-- Record extracts follows --

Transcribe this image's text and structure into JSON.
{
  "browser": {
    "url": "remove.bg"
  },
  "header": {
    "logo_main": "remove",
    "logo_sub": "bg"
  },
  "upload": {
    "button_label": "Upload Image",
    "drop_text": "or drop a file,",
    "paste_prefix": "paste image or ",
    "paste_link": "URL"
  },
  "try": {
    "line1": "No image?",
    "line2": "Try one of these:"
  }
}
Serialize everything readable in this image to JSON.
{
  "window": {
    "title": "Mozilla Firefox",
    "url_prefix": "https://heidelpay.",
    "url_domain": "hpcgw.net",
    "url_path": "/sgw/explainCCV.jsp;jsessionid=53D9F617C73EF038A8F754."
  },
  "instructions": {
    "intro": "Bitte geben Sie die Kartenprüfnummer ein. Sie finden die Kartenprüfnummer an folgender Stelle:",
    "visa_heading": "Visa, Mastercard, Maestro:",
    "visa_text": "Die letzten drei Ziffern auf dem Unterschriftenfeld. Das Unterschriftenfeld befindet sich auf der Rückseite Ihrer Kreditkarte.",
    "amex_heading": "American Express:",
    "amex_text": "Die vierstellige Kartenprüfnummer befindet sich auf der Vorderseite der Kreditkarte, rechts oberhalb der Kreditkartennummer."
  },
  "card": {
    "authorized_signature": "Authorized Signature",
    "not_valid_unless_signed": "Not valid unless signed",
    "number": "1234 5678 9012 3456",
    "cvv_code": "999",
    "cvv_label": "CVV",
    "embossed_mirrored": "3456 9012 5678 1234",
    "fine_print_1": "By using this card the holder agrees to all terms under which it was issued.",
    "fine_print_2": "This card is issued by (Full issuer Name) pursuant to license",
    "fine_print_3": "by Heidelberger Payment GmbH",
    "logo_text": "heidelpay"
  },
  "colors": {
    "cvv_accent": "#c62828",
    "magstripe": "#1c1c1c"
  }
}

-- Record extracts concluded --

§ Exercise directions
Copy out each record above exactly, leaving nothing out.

§ Answer to this task
Transcribe this image's text and structure into JSON.
{
  "browser": {
    "url": "remove.bg"
  },
  "header": {
    "logo_main": "remove",
    "logo_sub": "bg"
  },
  "upload": {
    "button_label": "Upload Image",
    "drop_text": "or drop a file,",
    "paste_prefix": "paste image or ",
    "paste_link": "URL"
  },
  "try": {
    "line1": "No image?",
    "line2": "Try one of these:"
  }
}
Serialize everything readable in this image to JSON.
{
  "window": {
    "title": "Mozilla Firefox",
    "url_prefix": "https://heidelpay.",
    "url_domain": "hpcgw.net",
    "url_path": "/sgw/explainCCV.jsp;jsessionid=53D9F617C73EF038A8F754."
  },
  "instructions": {
    "intro": "Bitte geben Sie die Kartenprüfnummer ein. Sie finden die Kartenprüfnummer an folgender Stelle:",
    "visa_heading": "Visa, Mastercard, Maestro:",
    "visa_text": "Die letzten drei Ziffern auf dem Unterschriftenfeld. Das Unterschriftenfeld befindet sich auf der Rückseite Ihrer Kreditkarte.",
    "amex_heading": "American Express:",
    "amex_text": "Die vierstellige Kartenprüfnummer befindet sich auf der Vorderseite der Kreditkarte, rechts oberhalb der Kreditkartennummer."
  },
  "card": {
    "authorized_signature": "Authorized Signature",
    "not_valid_unless_signed": "Not valid unless signed",
    "number": "1234 5678 9012 3456",
    "cvv_code": "999",
    "cvv_label": "CVV",
    "embossed_mirrored": "3456 9012 5678 1234",
    "fine_print_1": "By using this card the holder agrees to all terms under which it was issued.",
    "fine_print_2": "This card is issued by (Full issuer Name) pursuant to license",
    "fine_print_3": "by Heidelberger Payment GmbH",
    "logo_text": "heidelpay"
  },
  "colors": {
    "cvv_accent": "#c62828",
    "magstripe": "#1c1c1c"
  }
}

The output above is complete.